+++ Given data
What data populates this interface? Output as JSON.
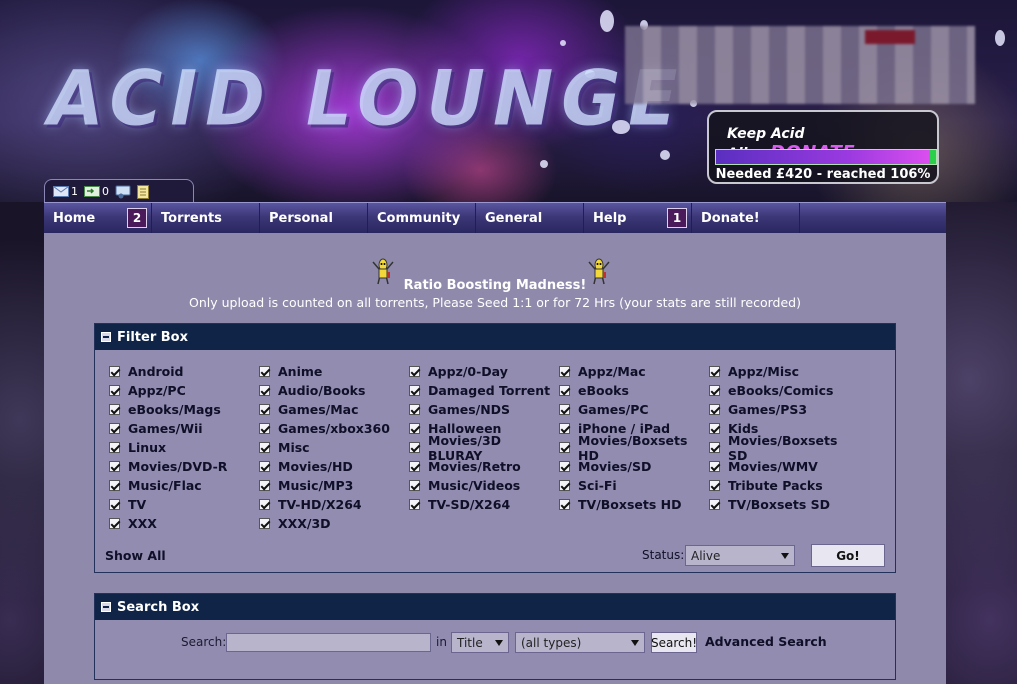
{
  "header": {
    "logo_text": "ACID LOUNGE",
    "donate": {
      "prefix": "Keep Acid Alive",
      "donate_label": "DONATE",
      "progress_percent": 106,
      "status_text": "Needed £420 - reached 106%"
    },
    "user_bar": {
      "messages_count": "1",
      "inbox_count": "0"
    }
  },
  "nav": {
    "items": [
      {
        "label": "Home",
        "badge": "2"
      },
      {
        "label": "Torrents",
        "badge": ""
      },
      {
        "label": "Personal",
        "badge": ""
      },
      {
        "label": "Community",
        "badge": ""
      },
      {
        "label": "General",
        "badge": ""
      },
      {
        "label": "Help",
        "badge": "1"
      },
      {
        "label": "Donate!",
        "badge": ""
      }
    ]
  },
  "announcement": {
    "title": "Ratio Boosting Madness!",
    "subtitle": "Only upload is counted on all torrents, Please Seed 1:1 or for 72 Hrs (your stats are still recorded)"
  },
  "filter_box": {
    "title": "Filter Box",
    "categories": [
      "Android",
      "Anime",
      "Appz/0-Day",
      "Appz/Mac",
      "Appz/Misc",
      "Appz/PC",
      "Audio/Books",
      "Damaged Torrent",
      "eBooks",
      "eBooks/Comics",
      "eBooks/Mags",
      "Games/Mac",
      "Games/NDS",
      "Games/PC",
      "Games/PS3",
      "Games/Wii",
      "Games/xbox360",
      "Halloween",
      "iPhone / iPad",
      "Kids",
      "Linux",
      "Misc",
      "Movies/3D BLURAY",
      "Movies/Boxsets HD",
      "Movies/Boxsets SD",
      "Movies/DVD-R",
      "Movies/HD",
      "Movies/Retro",
      "Movies/SD",
      "Movies/WMV",
      "Music/Flac",
      "Music/MP3",
      "Music/Videos",
      "Sci-Fi",
      "Tribute Packs",
      "TV",
      "TV-HD/X264",
      "TV-SD/X264",
      "TV/Boxsets HD",
      "TV/Boxsets SD",
      "XXX",
      "XXX/3D"
    ],
    "show_all_label": "Show All",
    "status_label": "Status:",
    "status_value": "Alive",
    "go_label": "Go!"
  },
  "search_box": {
    "title": "Search Box",
    "search_label": "Search:",
    "search_value": "",
    "in_label": "in",
    "field_value": "Title",
    "type_value": "(all types)",
    "submit_label": "Search!",
    "advanced_label": "Advanced Search"
  }
}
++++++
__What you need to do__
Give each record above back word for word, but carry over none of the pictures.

__Answer space__
What data populates this interface? Output as JSON.
{
  "header": {
    "logo_text": "ACID LOUNGE",
    "donate": {
      "prefix": "Keep Acid Alive",
      "donate_label": "DONATE",
      "progress_percent": 106,
      "status_text": "Needed £420 - reached 106%"
    },
    "user_bar": {
      "messages_count": "1",
      "inbox_count": "0"
    }
  },
  "nav": {
    "items": [
      {
        "label": "Home",
        "badge": "2"
      },
      {
        "label": "Torrents",
        "badge": ""
      },
      {
        "label": "Personal",
        "badge": ""
      },
      {
        "label": "Community",
        "badge": ""
      },
      {
        "label": "General",
        "badge": ""
      },
      {
        "label": "Help",
        "badge": "1"
      },
      {
        "label": "Donate!",
        "badge": ""
      }
    ]
  },
  "announcement": {
    "title": "Ratio Boosting Madness!",
    "subtitle": "Only upload is counted on all torrents, Please Seed 1:1 or for 72 Hrs (your stats are still recorded)"
  },
  "filter_box": {
    "title": "Filter Box",
    "categories": [
      "Android",
      "Anime",
      "Appz/0-Day",
      "Appz/Mac",
      "Appz/Misc",
      "Appz/PC",
      "Audio/Books",
      "Damaged Torrent",
      "eBooks",
      "eBooks/Comics",
      "eBooks/Mags",
      "Games/Mac",
      "Games/NDS",
      "Games/PC",
      "Games/PS3",
      "Games/Wii",
      "Games/xbox360",
      "Halloween",
      "iPhone / iPad",
      "Kids",
      "Linux",
      "Misc",
      "Movies/3D BLURAY",
      "Movies/Boxsets HD",
      "Movies/Boxsets SD",
      "Movies/DVD-R",
      "Movies/HD",
      "Movies/Retro",
      "Movies/SD",
      "Movies/WMV",
      "Music/Flac",
      "Music/MP3",
      "Music/Videos",
      "Sci-Fi",
      "Tribute Packs",
      "TV",
      "TV-HD/X264",
      "TV-SD/X264",
      "TV/Boxsets HD",
      "TV/Boxsets SD",
      "XXX",
      "XXX/3D"
    ],
    "show_all_label": "Show All",
    "status_label": "Status:",
    "status_value": "Alive",
    "go_label": "Go!"
  },
  "search_box": {
    "title": "Search Box",
    "search_label": "Search:",
    "search_value": "",
    "in_label": "in",
    "field_value": "Title",
    "type_value": "(all types)",
    "submit_label": "Search!",
    "advanced_label": "Advanced Search"
  }
}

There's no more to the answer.